Sometimes, I will have clients call me and ask, “Martin, I have someone who is not paying me for services I provided…what should I do?” to which I ask, “Do you have a written contract with the other party?” Surprisingly, the answer is “well, they are family” or “a friend of a friend.” In one instance, the parties were neighbors who coached the same high school football team for their boys. This presents an uncomfortable situation because the failure of having a written contract often results in disputes with close family and friends.
Written contracts are a part of everyday business. However, often times people and businesses overlook creating written contracts because of trade practices or familiarity with the parties involved including family and friends. Failing to have a written contract that summarizes all details of service is problematic and a recipe for disaster.
A written contract should spell out the parties involved, the scope of services or products sold, the quality requirements, the total amount budgeted, and when the deliverables are due and should describe what happens if a party fails to perform. These contract elements seem obvious. But can become a missed opportunity with a lot of disappointment, regret, and oftentimes negative financial consequences if dismissed initially.
If you are running a business, hiring a contractor, or considering a startup, please have written contracts in place to protect yourself and possibly even the other parties involved. Written contracts do not have to be elaborate. But they do have to spell out the terms of written the agreement that are important to both parties involved. Additionally, written contracts should be written in a way that is easily understood and does not require a judge or lawyer to interpret or guess the meaning of the words.

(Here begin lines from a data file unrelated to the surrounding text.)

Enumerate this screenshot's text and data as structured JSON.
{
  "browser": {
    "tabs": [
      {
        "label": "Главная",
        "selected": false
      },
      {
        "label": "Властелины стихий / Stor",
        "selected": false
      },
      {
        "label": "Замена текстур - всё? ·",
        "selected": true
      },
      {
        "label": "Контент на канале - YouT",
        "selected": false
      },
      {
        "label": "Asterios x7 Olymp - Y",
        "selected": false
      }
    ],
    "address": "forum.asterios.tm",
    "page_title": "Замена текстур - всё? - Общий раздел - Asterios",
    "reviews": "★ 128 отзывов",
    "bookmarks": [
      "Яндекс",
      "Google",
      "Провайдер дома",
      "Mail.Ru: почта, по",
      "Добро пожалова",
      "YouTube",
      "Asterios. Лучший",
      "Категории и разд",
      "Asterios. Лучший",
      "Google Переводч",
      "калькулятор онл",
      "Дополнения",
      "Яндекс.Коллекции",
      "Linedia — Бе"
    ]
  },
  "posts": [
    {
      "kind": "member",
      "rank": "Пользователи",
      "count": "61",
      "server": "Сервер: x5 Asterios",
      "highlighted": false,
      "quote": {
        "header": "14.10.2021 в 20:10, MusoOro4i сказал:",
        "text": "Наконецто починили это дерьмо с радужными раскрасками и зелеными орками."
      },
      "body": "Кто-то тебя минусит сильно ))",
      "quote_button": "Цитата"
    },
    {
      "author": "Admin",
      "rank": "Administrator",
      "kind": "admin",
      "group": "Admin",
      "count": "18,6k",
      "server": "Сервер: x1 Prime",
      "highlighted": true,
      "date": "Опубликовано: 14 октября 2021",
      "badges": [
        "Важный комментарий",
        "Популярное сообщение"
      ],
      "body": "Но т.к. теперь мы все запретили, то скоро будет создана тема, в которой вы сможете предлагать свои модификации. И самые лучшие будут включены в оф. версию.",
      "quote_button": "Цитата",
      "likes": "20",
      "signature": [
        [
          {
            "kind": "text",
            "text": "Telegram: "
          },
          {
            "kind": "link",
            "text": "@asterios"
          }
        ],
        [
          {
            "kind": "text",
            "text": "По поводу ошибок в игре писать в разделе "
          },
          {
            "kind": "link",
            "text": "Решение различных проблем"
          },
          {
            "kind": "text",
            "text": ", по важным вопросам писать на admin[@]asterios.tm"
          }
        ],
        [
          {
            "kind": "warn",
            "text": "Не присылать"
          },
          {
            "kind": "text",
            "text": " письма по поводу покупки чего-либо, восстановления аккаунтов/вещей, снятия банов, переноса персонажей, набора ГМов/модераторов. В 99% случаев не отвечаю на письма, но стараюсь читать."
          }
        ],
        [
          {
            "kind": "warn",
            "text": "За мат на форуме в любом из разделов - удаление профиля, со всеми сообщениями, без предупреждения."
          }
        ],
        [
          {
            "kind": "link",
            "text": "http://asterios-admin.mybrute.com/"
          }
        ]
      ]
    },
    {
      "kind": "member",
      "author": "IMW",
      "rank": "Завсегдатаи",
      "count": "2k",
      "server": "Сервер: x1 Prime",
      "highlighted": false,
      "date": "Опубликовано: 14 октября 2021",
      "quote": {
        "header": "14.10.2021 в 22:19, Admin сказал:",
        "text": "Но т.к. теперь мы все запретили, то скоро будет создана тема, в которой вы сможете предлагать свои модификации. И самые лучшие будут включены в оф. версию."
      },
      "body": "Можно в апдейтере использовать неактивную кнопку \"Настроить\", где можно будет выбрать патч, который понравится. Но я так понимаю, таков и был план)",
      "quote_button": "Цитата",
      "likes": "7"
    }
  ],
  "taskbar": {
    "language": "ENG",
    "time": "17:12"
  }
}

If you need help with forming or reviewing a written contract, please reach out to Fargo Patent & Business Law. Our transactional attorneys are experienced and skilled in reviewing and drafting contracts for various industries and businesses.